Monday, 6 February 2012

The Rodmure System - Dress and Costume Cutting, Glasgow.

Apologies for the lack of any January posting. The month just gone was exhausting to say the least. But Dad is now having respite in our local hospice (fantastic places), and Mum and I have a little time to rest and prepare for when he is once again home with us.

Today I am looking at one of the schools of dressmaking up across the border in Scotland, the 'Rodmure School of Dressmaking and Design'. I came across a listing with 2 pattern books from 1899 and 1900, on ebay, and couldn't resist!!  When I received the package in the post I was delighted to find two pattern cutting pamphlets, and a cutting board, and some pattern pieces drafted out on one sheet of paper, along with the measurements taken by the student whom this obviously belonged to. It all came in its original folder, too. So at some point, I plan to sit down and go through the course myself (one day!)
The 'Rodmure' System Pattern Board. Turn of the 20th Century

The two pamphlets are Part I - Dress-Cutting, and Part II - Jacket Cutting. There is a part III, which is Blouses & Gowns, but sadly that one was missing. I shall have to keep an eye out for it. The first part was published in 1899, the second in 1900.

From reading the brief information about the company inside, the course made its way down to England after a few years, and was taught in schools and well as to private individuals. Part I explains how to take measurements, how to draft the pattern pieces, how to adapt the pattern, and 'hints on making up.' There are directions for how to make a skirt, and how to use the pattern for a child.

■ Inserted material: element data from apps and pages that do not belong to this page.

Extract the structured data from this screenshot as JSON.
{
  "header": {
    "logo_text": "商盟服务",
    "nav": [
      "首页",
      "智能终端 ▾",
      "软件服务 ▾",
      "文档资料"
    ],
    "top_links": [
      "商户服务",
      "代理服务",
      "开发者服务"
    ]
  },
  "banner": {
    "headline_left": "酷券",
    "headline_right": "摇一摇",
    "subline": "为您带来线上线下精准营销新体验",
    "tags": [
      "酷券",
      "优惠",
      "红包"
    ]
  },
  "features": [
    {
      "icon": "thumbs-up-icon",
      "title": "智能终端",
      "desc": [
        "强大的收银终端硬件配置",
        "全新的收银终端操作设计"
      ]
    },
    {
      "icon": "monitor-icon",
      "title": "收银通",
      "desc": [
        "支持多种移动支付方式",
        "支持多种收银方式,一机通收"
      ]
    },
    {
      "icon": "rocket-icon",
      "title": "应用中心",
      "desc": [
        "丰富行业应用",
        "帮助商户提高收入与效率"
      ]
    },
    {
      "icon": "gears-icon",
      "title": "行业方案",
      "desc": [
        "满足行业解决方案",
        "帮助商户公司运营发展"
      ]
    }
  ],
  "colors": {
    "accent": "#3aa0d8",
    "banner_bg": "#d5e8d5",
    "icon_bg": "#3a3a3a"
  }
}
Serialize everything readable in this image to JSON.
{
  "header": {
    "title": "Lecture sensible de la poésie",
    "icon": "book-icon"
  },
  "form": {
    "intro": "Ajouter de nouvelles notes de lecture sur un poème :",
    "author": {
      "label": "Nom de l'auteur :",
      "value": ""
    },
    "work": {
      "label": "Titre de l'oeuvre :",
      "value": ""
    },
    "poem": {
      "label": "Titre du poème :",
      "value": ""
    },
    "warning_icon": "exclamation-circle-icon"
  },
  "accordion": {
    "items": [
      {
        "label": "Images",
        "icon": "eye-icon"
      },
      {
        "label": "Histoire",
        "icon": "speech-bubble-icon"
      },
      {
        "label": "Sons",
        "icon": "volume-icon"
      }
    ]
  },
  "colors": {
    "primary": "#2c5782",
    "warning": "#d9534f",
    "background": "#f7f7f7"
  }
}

Part II includes similar descriptions to above, but there are diagrams to assist you as you go along, and directions to make a coat and cape also.
Part II - Jacket Cutting

 As well as the full sized pattern drafted onto paper which looked like it had only been completed yesterday, there were scraps of very old pattern pieces, well dog eared, with the name 'Martha' written on them. I do love these little personal touches on items such as this.
Close-up of Pattern Board
So now my mind is going into research mode, and wondering if there is any more information on the web about this Dressmaking School. Well, I was only able to find a few things. Firstly, although it no longer exists, I can't seem to find out when it closed. It moved premises a few times, and I came across a photograph of the building where it was housed along Sauchiehall Street from the 1920s. It seems that the owner Joseph Fox developed the system in the 1880s.
Rodmure is on the left hand side, up one storey.
I also came across a page from 'The Glasgow Story' online, about Joseph Fox's (1851-33) daughter (Rhoda Levine), who was the school's manageress for some time.  She had a sister named Muriel, who trained as a Milliner in Paris, and then returned to Glasgow and opened up a dress shop along the same street as The Rodmure school. Rhoda assisted in the shop, and her husband was responsible for accounts- quite a family business! It also had a little information about Joseph Fox, who was responsible for "introducing the method of individual pattern cutting to the city".
Rhoda around 1900. Scottish Jewish Archives Centre
There is also mention of the dressmaking school in the book "Cutting for All!" by Kevin L. Seligman, which sounds a very interesting read.

On the last page of both pamphlets is an advertisement for Rodmure Corsets:

I have had a try, but sadly can't find any information about the corsets that were made and sold by them, but I will certainly keep an eye out.

So, if anyone has Part III of this system, please, do contact me!

with love,